While the CEO is a natural, and normally good, choice as a primary spokesman during a major crisis, if he can’t be consistent as a reassurance to the public, he may not be the right fit. The key lessons learned in the BP story are to find a public face that can be empathetic and sympathetic to public concerns and who will be consistent and stay on script.
Steve Jobs tried to minimize the problem with the iPhone 4, and forgot an important CRM rule – the customer may not always be right, but ignoring their concerns is never a good idea.
Apple has had an unbelievable string of successes with the iPod, iPhone and iPad. But that streak ended when Consumer Reports said it would not recommend buying the iPhone 4 because its tests showed a hardware defect that caused the phone to lose reception when held a certain way.
Steve Jobs is thought to be one of the most savvy executives in U.S. business, but his refusal to accept that evaluation and his initial response that the problem was in the software and could be easily fixed was not his finest hour.
In a press briefing, Steve stated that “the iPhone 4 is using a very advanced new antenna system – a more advanced antenna than ever has shipped on a smartphone before." And, later in that same briefing, he said "looking at the data, we don't think we have a problem."
When negative comments continued to make news, Apple’s primary defense sought to transfer the problem to all phones. Official statements from Apple began by saying that “every phone's reception sucks when you hold it. Gripping any mobile phone will result in some attenuation of its antenna performance, with certain places being worse than others depending on the placement of the antennas. This is a fact of life for every wireless phone."
Eventually, Apple admitted the flaw and offered a free case to iPhone 4 users that alleviated the problem But this PR gaffe may have opened the door for Android phones to impact future sales. It certainly damaged the previously unassailable reputation and magic of the Apple brand.
The lesson here is obvious – always listen to your customers and if they are telling you something is a problem, don’t ignore their concerns.

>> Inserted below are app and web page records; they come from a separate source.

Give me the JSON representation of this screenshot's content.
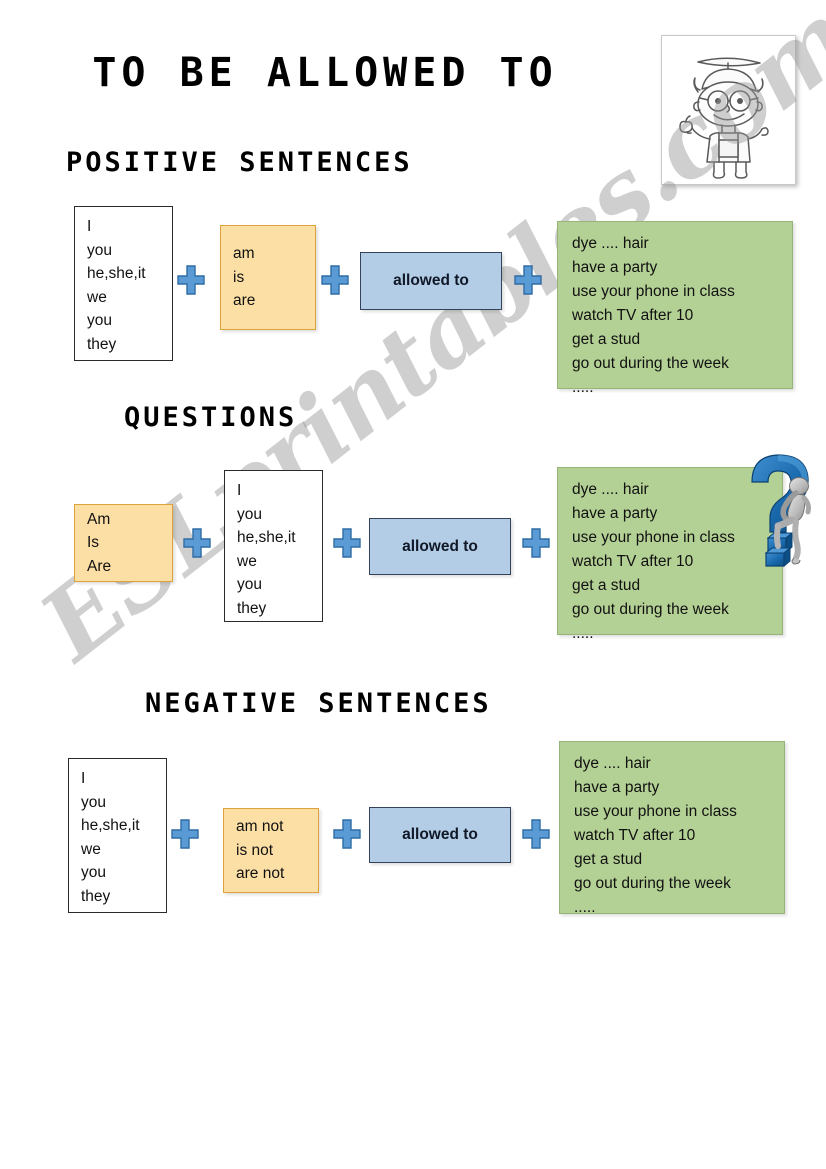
{
  "page": {
    "title": "TO BE ALLOWED TO",
    "watermark": "ESLprintables.com"
  },
  "colors": {
    "pronoun_box_fill": "#ffffff",
    "pronoun_box_border": "#2a2a2a",
    "aux_box_fill": "#fcdfa5",
    "aux_box_border": "#dfa13a",
    "allowed_box_fill": "#b4cde6",
    "allowed_box_border": "#34425a",
    "green_box_fill": "#b4d195",
    "green_box_border": "#96b478",
    "plus_icon_fill": "#5b9bd5",
    "plus_icon_border": "#2e6ca4",
    "watermark_grey": "#969696"
  },
  "header_image": {
    "name": "boy-with-propeller-hat-illustration",
    "description": "line drawing of a boy with glasses and propeller beanie"
  },
  "sections": [
    {
      "id": "positive",
      "heading": "POSITIVE SENTENCES",
      "pronouns": "I\nyou\nhe,she,it\nwe\nyou\nthey",
      "aux": "am\nis\nare",
      "allowed": "allowed to",
      "actions": "dye .... hair\nhave a party\nuse your phone in class\nwatch TV after 10\nget a stud\ngo out during the week\n....."
    },
    {
      "id": "questions",
      "heading": "QUESTIONS",
      "aux": "Am\nIs\nAre",
      "pronouns": "I\nyou\nhe,she,it\nwe\nyou\nthey",
      "allowed": "allowed to",
      "actions": "dye .... hair\nhave a party\nuse your phone in class\nwatch TV after 10\nget a stud\ngo out during the week\n....."
    },
    {
      "id": "negative",
      "heading": "NEGATIVE SENTENCES",
      "pronouns": "I\nyou\nhe,she,it\nwe\nyou\nthey",
      "aux": "am not\nis not\nare not",
      "allowed": "allowed to",
      "actions": "dye .... hair\nhave a party\nuse your phone in class\nwatch TV after 10\nget a stud\ngo out during the week\n....."
    }
  ],
  "icons": {
    "plus": "plus-icon",
    "question_mark": "question-mark-thinker-icon"
  }
}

Toyota initially drug their feet when faced with a quality issue, but when they finally responded, they focused on how they were changing their processes and introduced a new customer assurance program.
Toyota shook up the automotive world with a quality message that Detroit either ignored or could not match, and for 30+ years they enjoyed the benefits of that brand position. But in 2010, the car maker had to pay a $16.4 million fine for its failure to quickly disclose potential safety defects, and more recently was hit with $32.4 million in civil penalties for failing to properly disclose what it knew about safety defects. PR consultants say that Toyota was slow to respond and didn’t clearly explain the cause of the problem.

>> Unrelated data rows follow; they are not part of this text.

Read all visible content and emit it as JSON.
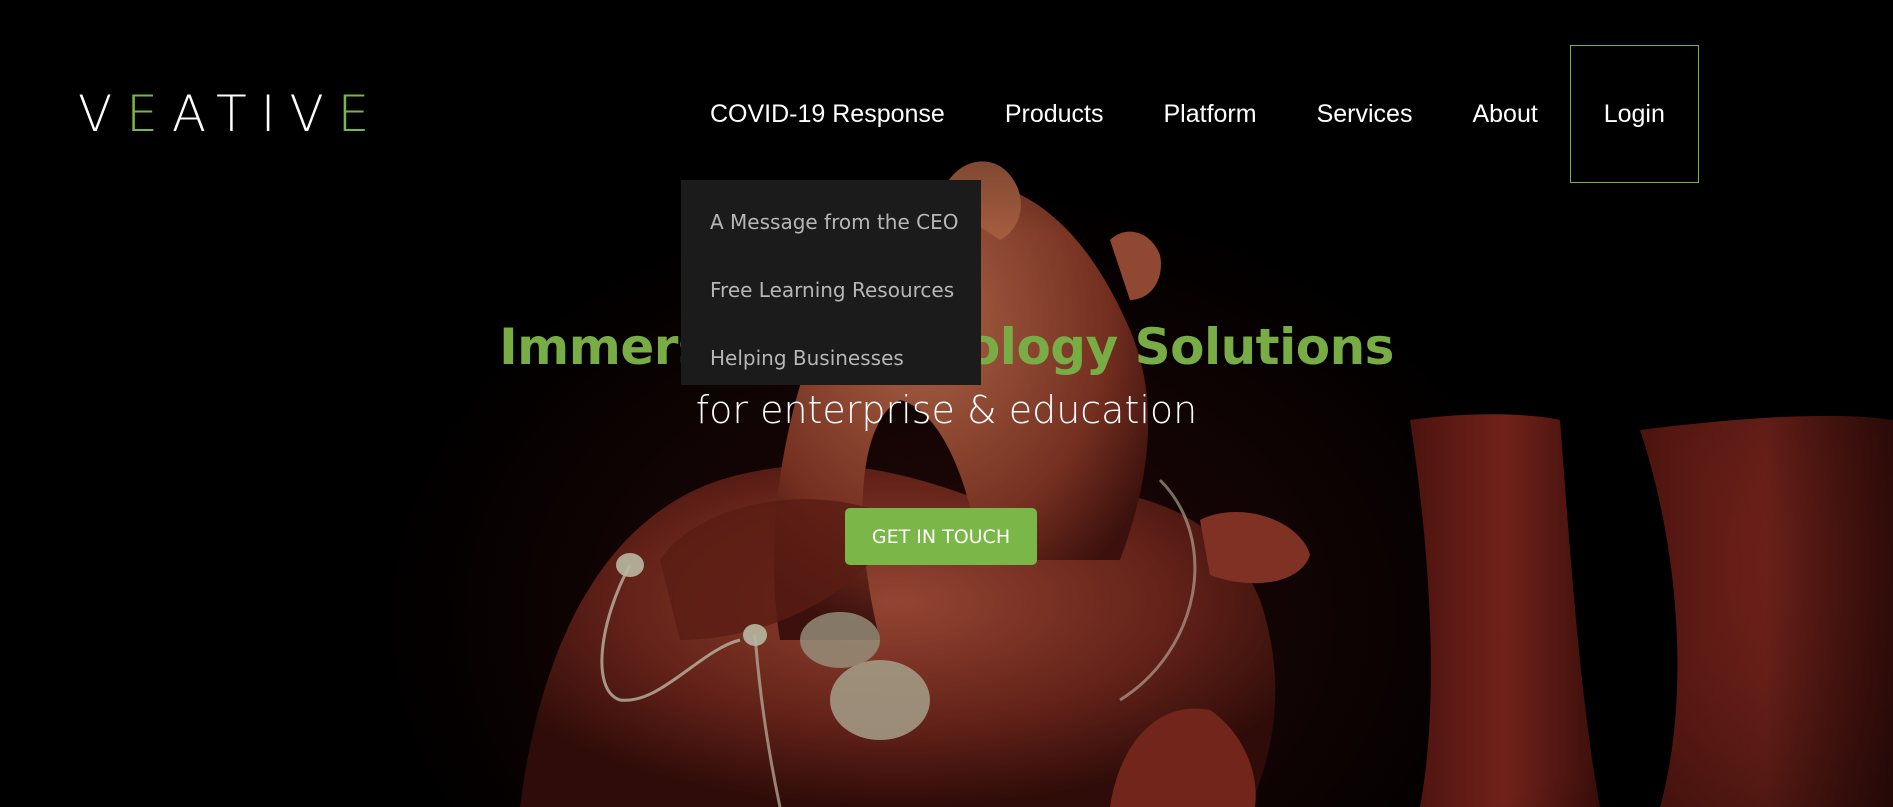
{
  "brand": {
    "logo_letters": [
      "V",
      "E",
      "A",
      "T",
      "I",
      "V",
      "E"
    ],
    "accent_color": "#7ab648"
  },
  "nav": {
    "items": [
      {
        "label": "COVID-19 Response"
      },
      {
        "label": "Products"
      },
      {
        "label": "Platform"
      },
      {
        "label": "Services"
      },
      {
        "label": "About"
      }
    ],
    "login_label": "Login"
  },
  "dropdown": {
    "items": [
      {
        "label": "A Message from the CEO"
      },
      {
        "label": "Free Learning Resources"
      },
      {
        "label": "Helping Businesses"
      }
    ]
  },
  "hero": {
    "headline": "Immersive Technology Solutions",
    "subheadline": "for enterprise & education",
    "cta_label": "GET IN TOUCH",
    "background": "anatomical heart illustration"
  }
}
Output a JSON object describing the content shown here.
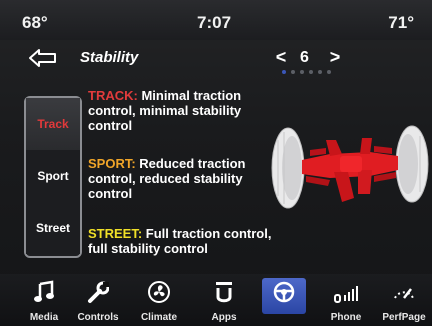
{
  "status": {
    "temp_left": "68°",
    "time": "7:07",
    "temp_right": "71°"
  },
  "header": {
    "title": "Stability",
    "page_number": "6",
    "page_dot_count": 6,
    "active_page_dot": 0
  },
  "modes": [
    {
      "label": "Track",
      "selected": true
    },
    {
      "label": "Sport",
      "selected": false
    },
    {
      "label": "Street",
      "selected": false
    }
  ],
  "descriptions": {
    "track": {
      "label": "TRACK:",
      "text": " Minimal traction control, minimal stability control"
    },
    "sport": {
      "label": "SPORT:",
      "text": " Reduced traction control, reduced stability control"
    },
    "street": {
      "label": "STREET:",
      "text": " Full traction control, full stability control"
    }
  },
  "nav": [
    {
      "label": "Media",
      "icon": "music-note-icon"
    },
    {
      "label": "Controls",
      "icon": "wrench-icon"
    },
    {
      "label": "Climate",
      "icon": "climate-fan-icon"
    },
    {
      "label": "Apps",
      "icon": "apps-icon"
    },
    {
      "label": "",
      "icon": "steering-wheel-icon",
      "active": true
    },
    {
      "label": "Phone",
      "icon": "phone-signal-icon"
    },
    {
      "label": "PerfPage",
      "icon": "performance-icon"
    }
  ],
  "colors": {
    "track": "#e23b3c",
    "sport": "#f0a529",
    "street": "#f0e028",
    "active_nav": "#3a56b8"
  }
}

Experts now say that although Toyota has lost some market share, they are repairing their image with the help of ads that talk about their Star Safety Systems and showing that they are changing some processes that assign more engineers to monitor quality problems and extending time devoted to testing new models. Toyota execs now say that they are seeing the number of competitor trade-ins “returning to historic levels” and that customer loyalty shows “encouraging signs”.
The lesson here is to be prepared to respond on a moment’s notice, and don’t just say that you are fixing a problem, show your customers how you are doing it.
The overall lesson is that an unexpected corporate crisis is not a reason to panic . . . if you are prepared.
- Don Morgan, Raindance Consulting